PROBLEM REQUIREMENTS: What is wanted is the full listing, word for word, without its pictures.

INPUT DATA:
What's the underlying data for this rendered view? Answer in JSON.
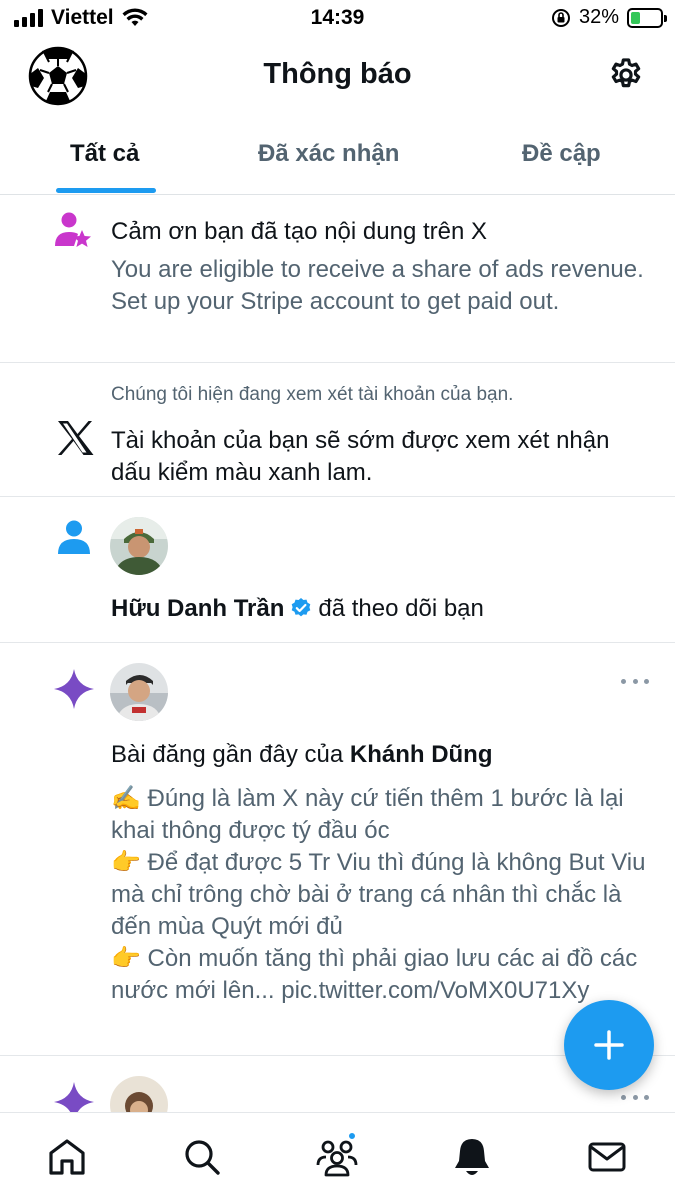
{
  "status_bar": {
    "carrier": "Viettel",
    "time": "14:39",
    "battery_percent": "32%",
    "battery_level": 0.32
  },
  "header": {
    "title": "Thông báo",
    "avatar_icon": "soccer-ball-icon",
    "settings_icon": "gear-icon"
  },
  "tabs": [
    {
      "label": "Tất cả",
      "active": true
    },
    {
      "label": "Đã xác nhận",
      "active": false
    },
    {
      "label": "Đề cập",
      "active": false
    }
  ],
  "notifications": {
    "revenue": {
      "icon": "creator-star-icon",
      "title": "Cảm ơn bạn đã tạo nội dung trên X",
      "body": "You are eligible to receive a share of ads revenue. Set up your Stripe account to get paid out."
    },
    "verification": {
      "icon": "x-logo-icon",
      "note": "Chúng tôi hiện đang xem xét tài khoản của bạn.",
      "body": "Tài khoản của bạn sẽ sớm được xem xét nhận dấu kiểm màu xanh lam."
    },
    "follow": {
      "icon": "person-icon",
      "user_name": "Hữu Danh Trần",
      "action": "đã theo dõi bạn"
    },
    "recent_post": {
      "icon": "sparkle-icon",
      "heading_prefix": "Bài đăng gần đây của",
      "author": "Khánh Dũng",
      "lines": [
        "✍️ Đúng là làm X này cứ tiến thêm 1 bước là lại khai thông được tý đầu óc",
        "👉 Để đạt được 5 Tr Viu thì đúng là không But Viu mà chỉ trông chờ bài ở trang cá nhân thì chắc là đến mùa Quýt mới đủ",
        "👉 Còn muốn tăng thì phải giao lưu các ai đồ các nước mới lên... pic.twitter.com/VoMX0U71Xy"
      ]
    }
  },
  "colors": {
    "accent": "#1d9bf0",
    "sparkle": "#794bc4",
    "creator": "#c936cc",
    "muted_text": "#536471"
  },
  "bottom_nav": [
    "home-icon",
    "search-icon",
    "communities-icon",
    "notifications-bell-icon",
    "messages-icon"
  ]
}
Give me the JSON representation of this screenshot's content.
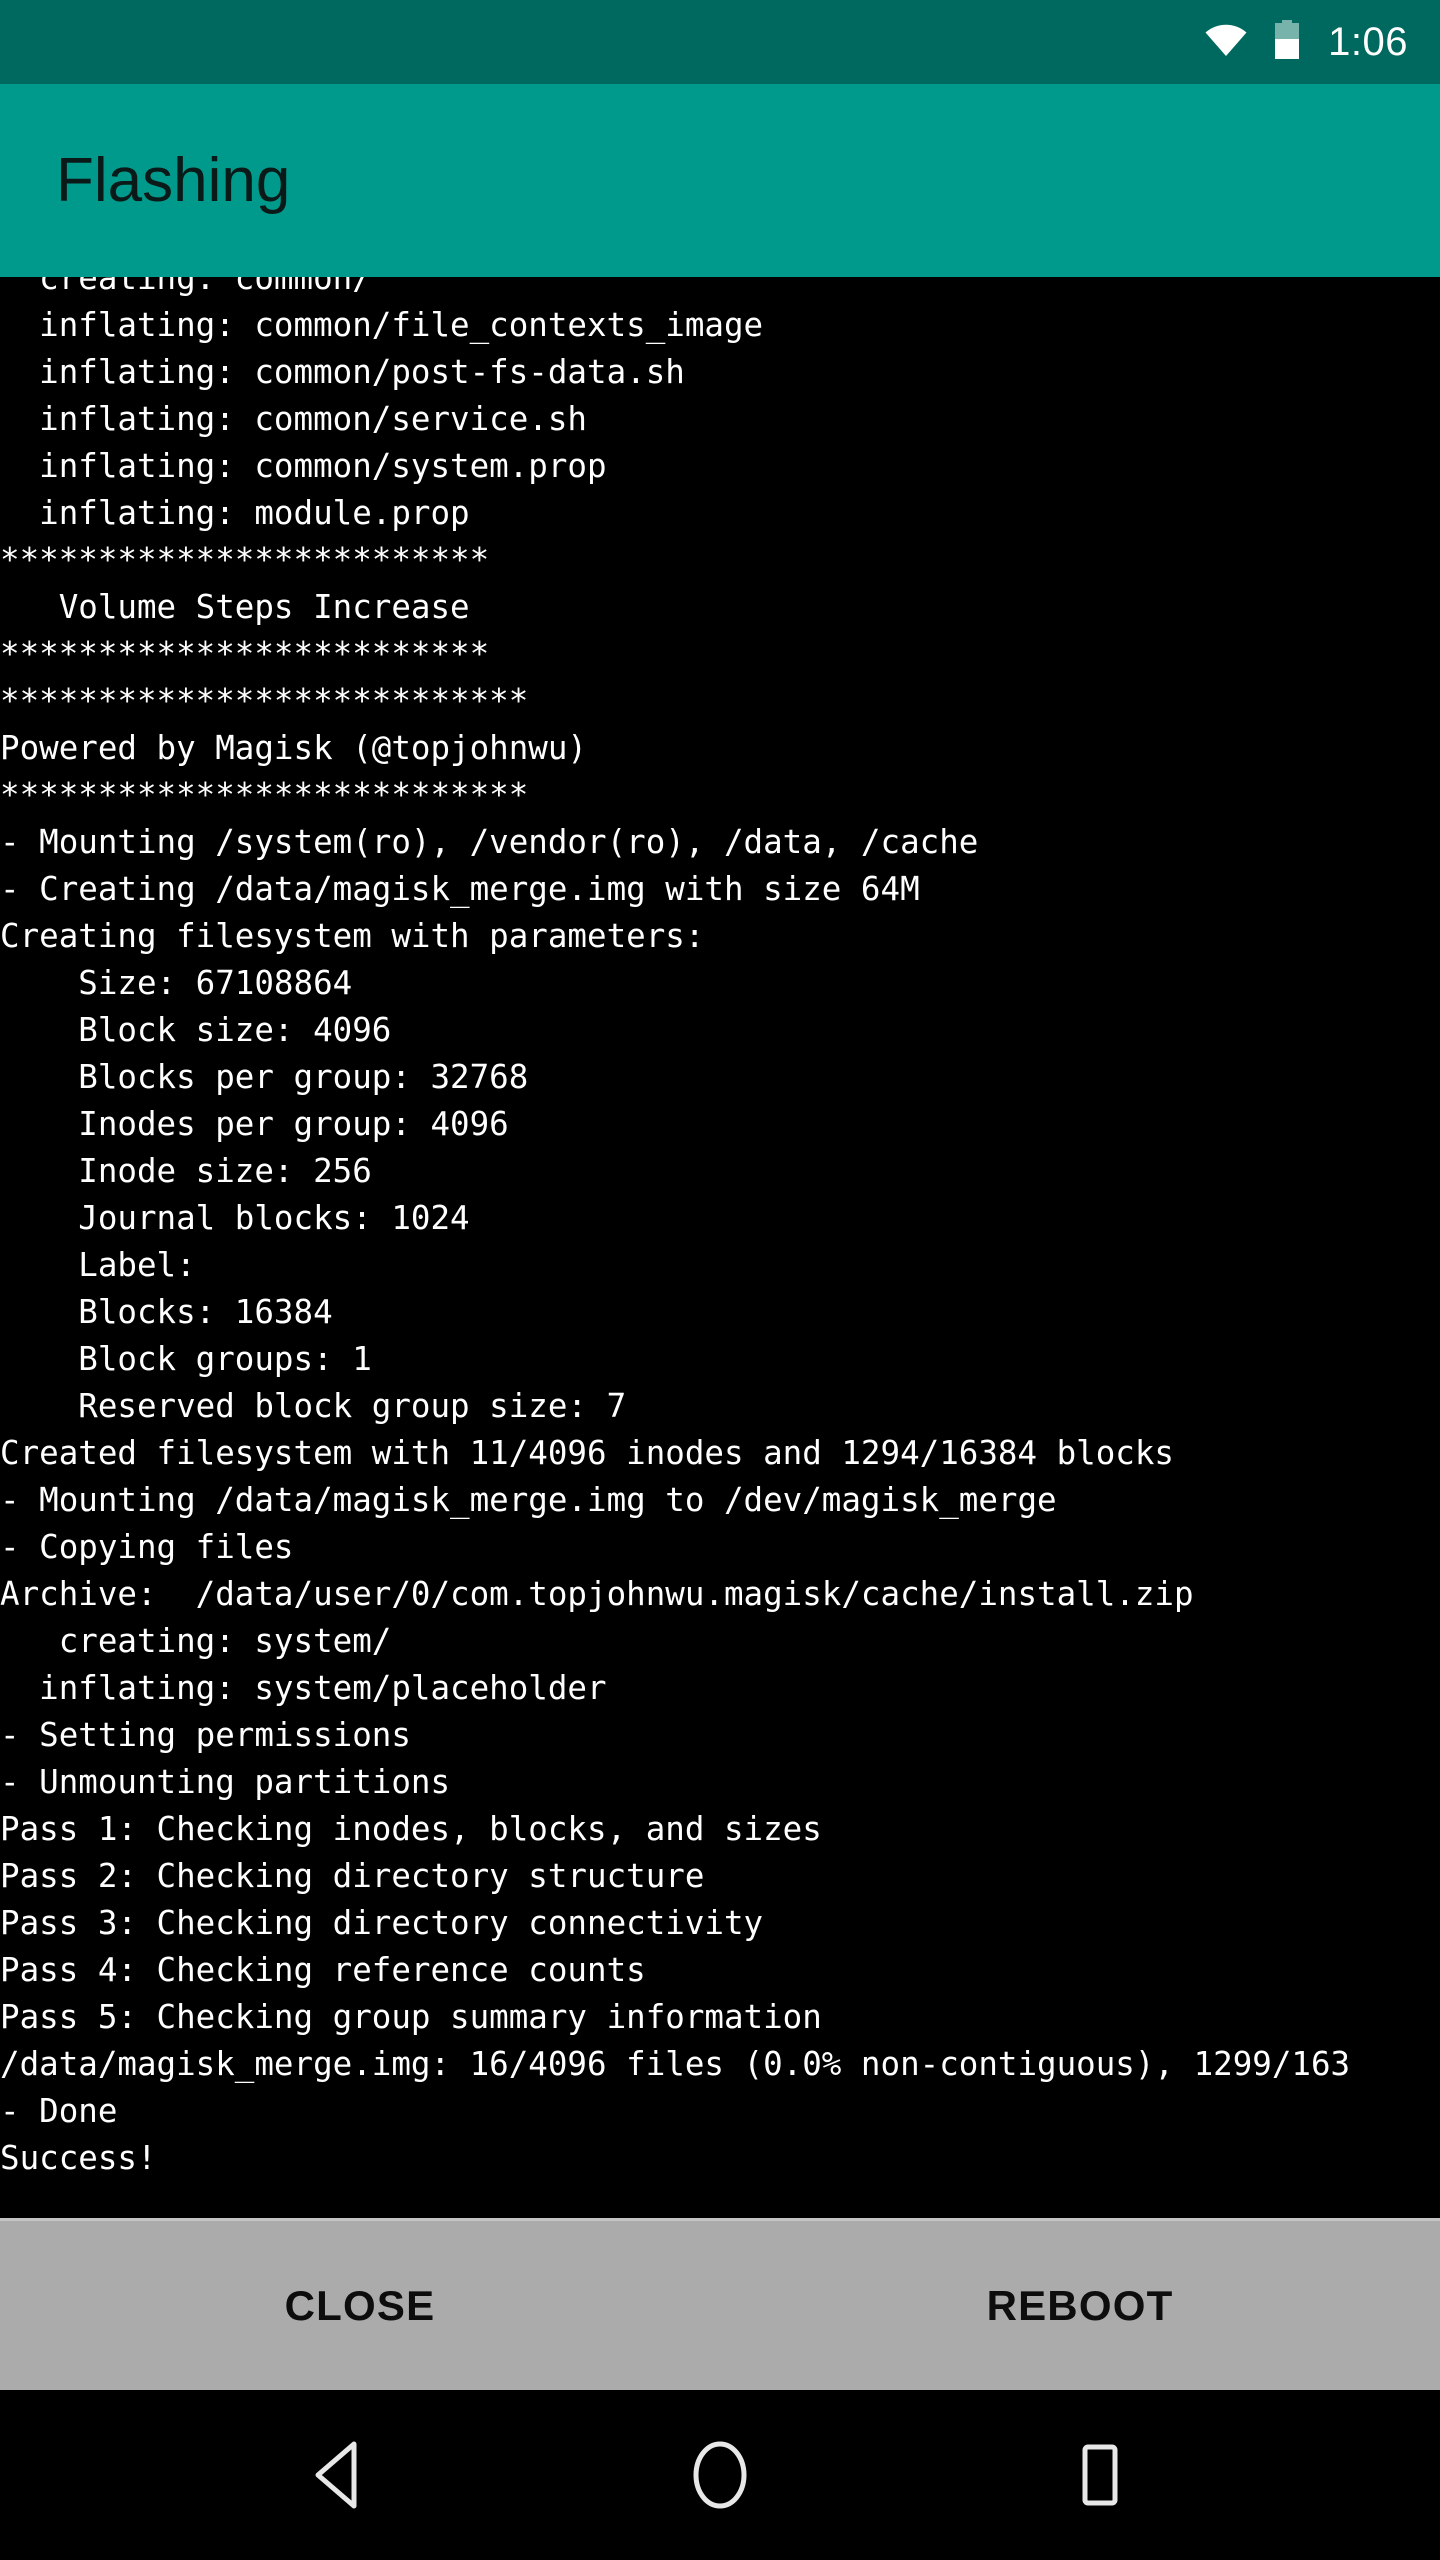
{
  "status_bar": {
    "wifi_icon": "wifi-full-icon",
    "battery_icon": "battery-half-icon",
    "clock": "1:06",
    "background_color": "#00695f",
    "foreground_color": "#ffffff"
  },
  "app_bar": {
    "title": "Flashing",
    "background_color": "#009a8c",
    "title_color": "#0a1a18"
  },
  "terminal": {
    "background_color": "#000000",
    "text_color": "#ffffff",
    "first_line_clipped": true,
    "lines": [
      "  creating: common/",
      "  inflating: common/file_contexts_image",
      "  inflating: common/post-fs-data.sh",
      "  inflating: common/service.sh",
      "  inflating: common/system.prop",
      "  inflating: module.prop",
      "*************************",
      "   Volume Steps Increase",
      "*************************",
      "***************************",
      "Powered by Magisk (@topjohnwu)",
      "***************************",
      "- Mounting /system(ro), /vendor(ro), /data, /cache",
      "- Creating /data/magisk_merge.img with size 64M",
      "Creating filesystem with parameters:",
      "    Size: 67108864",
      "    Block size: 4096",
      "    Blocks per group: 32768",
      "    Inodes per group: 4096",
      "    Inode size: 256",
      "    Journal blocks: 1024",
      "    Label:",
      "    Blocks: 16384",
      "    Block groups: 1",
      "    Reserved block group size: 7",
      "Created filesystem with 11/4096 inodes and 1294/16384 blocks",
      "- Mounting /data/magisk_merge.img to /dev/magisk_merge",
      "- Copying files",
      "Archive:  /data/user/0/com.topjohnwu.magisk/cache/install.zip",
      "   creating: system/",
      "  inflating: system/placeholder",
      "- Setting permissions",
      "- Unmounting partitions",
      "Pass 1: Checking inodes, blocks, and sizes",
      "Pass 2: Checking directory structure",
      "Pass 3: Checking directory connectivity",
      "Pass 4: Checking reference counts",
      "Pass 5: Checking group summary information",
      "/data/magisk_merge.img: 16/4096 files (0.0% non-contiguous), 1299/163",
      "- Done",
      "Success!"
    ]
  },
  "button_bar": {
    "background_color": "#ababab",
    "close_label": "CLOSE",
    "reboot_label": "REBOOT"
  },
  "nav_bar": {
    "background_color": "#000000",
    "back_icon": "back-triangle-icon",
    "home_icon": "home-circle-icon",
    "recents_icon": "recents-square-icon"
  }
}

SOLUTION:
What's the underlying data for this rendered view? Answer in JSON.
{
  "status_bar": {
    "carrier": "Viettel",
    "time": "14:39",
    "battery_percent": "32%",
    "battery_level": 0.32
  },
  "header": {
    "title": "Thông báo",
    "avatar_icon": "soccer-ball-icon",
    "settings_icon": "gear-icon"
  },
  "tabs": [
    {
      "label": "Tất cả",
      "active": true
    },
    {
      "label": "Đã xác nhận",
      "active": false
    },
    {
      "label": "Đề cập",
      "active": false
    }
  ],
  "notifications": {
    "revenue": {
      "icon": "creator-star-icon",
      "title": "Cảm ơn bạn đã tạo nội dung trên X",
      "body": "You are eligible to receive a share of ads revenue. Set up your Stripe account to get paid out."
    },
    "verification": {
      "icon": "x-logo-icon",
      "note": "Chúng tôi hiện đang xem xét tài khoản của bạn.",
      "body": "Tài khoản của bạn sẽ sớm được xem xét nhận dấu kiểm màu xanh lam."
    },
    "follow": {
      "icon": "person-icon",
      "user_name": "Hữu Danh Trần",
      "action": "đã theo dõi bạn"
    },
    "recent_post": {
      "icon": "sparkle-icon",
      "heading_prefix": "Bài đăng gần đây của",
      "author": "Khánh Dũng",
      "lines": [
        "✍️ Đúng là làm X này cứ tiến thêm 1 bước là lại khai thông được tý đầu óc",
        "👉 Để đạt được 5 Tr Viu thì đúng là không But Viu mà chỉ trông chờ bài ở trang cá nhân thì chắc là đến mùa Quýt mới đủ",
        "👉 Còn muốn tăng thì phải giao lưu các ai đồ các nước mới lên... pic.twitter.com/VoMX0U71Xy"
      ]
    }
  },
  "colors": {
    "accent": "#1d9bf0",
    "sparkle": "#794bc4",
    "creator": "#c936cc",
    "muted_text": "#536471"
  },
  "bottom_nav": [
    "home-icon",
    "search-icon",
    "communities-icon",
    "notifications-bell-icon",
    "messages-icon"
  ]
}
Give me the JSON representation of this screenshot's content.
{
  "status_bar": {
    "wifi_icon": "wifi-full-icon",
    "battery_icon": "battery-half-icon",
    "clock": "1:06",
    "background_color": "#00695f",
    "foreground_color": "#ffffff"
  },
  "app_bar": {
    "title": "Flashing",
    "background_color": "#009a8c",
    "title_color": "#0a1a18"
  },
  "terminal": {
    "background_color": "#000000",
    "text_color": "#ffffff",
    "first_line_clipped": true,
    "lines": [
      "  creating: common/",
      "  inflating: common/file_contexts_image",
      "  inflating: common/post-fs-data.sh",
      "  inflating: common/service.sh",
      "  inflating: common/system.prop",
      "  inflating: module.prop",
      "*************************",
      "   Volume Steps Increase",
      "*************************",
      "***************************",
      "Powered by Magisk (@topjohnwu)",
      "***************************",
      "- Mounting /system(ro), /vendor(ro), /data, /cache",
      "- Creating /data/magisk_merge.img with size 64M",
      "Creating filesystem with parameters:",
      "    Size: 67108864",
      "    Block size: 4096",
      "    Blocks per group: 32768",
      "    Inodes per group: 4096",
      "    Inode size: 256",
      "    Journal blocks: 1024",
      "    Label:",
      "    Blocks: 16384",
      "    Block groups: 1",
      "    Reserved block group size: 7",
      "Created filesystem with 11/4096 inodes and 1294/16384 blocks",
      "- Mounting /data/magisk_merge.img to /dev/magisk_merge",
      "- Copying files",
      "Archive:  /data/user/0/com.topjohnwu.magisk/cache/install.zip",
      "   creating: system/",
      "  inflating: system/placeholder",
      "- Setting permissions",
      "- Unmounting partitions",
      "Pass 1: Checking inodes, blocks, and sizes",
      "Pass 2: Checking directory structure",
      "Pass 3: Checking directory connectivity",
      "Pass 4: Checking reference counts",
      "Pass 5: Checking group summary information",
      "/data/magisk_merge.img: 16/4096 files (0.0% non-contiguous), 1299/163",
      "- Done",
      "Success!"
    ]
  },
  "button_bar": {
    "background_color": "#ababab",
    "close_label": "CLOSE",
    "reboot_label": "REBOOT"
  },
  "nav_bar": {
    "background_color": "#000000",
    "back_icon": "back-triangle-icon",
    "home_icon": "home-circle-icon",
    "recents_icon": "recents-square-icon"
  }
}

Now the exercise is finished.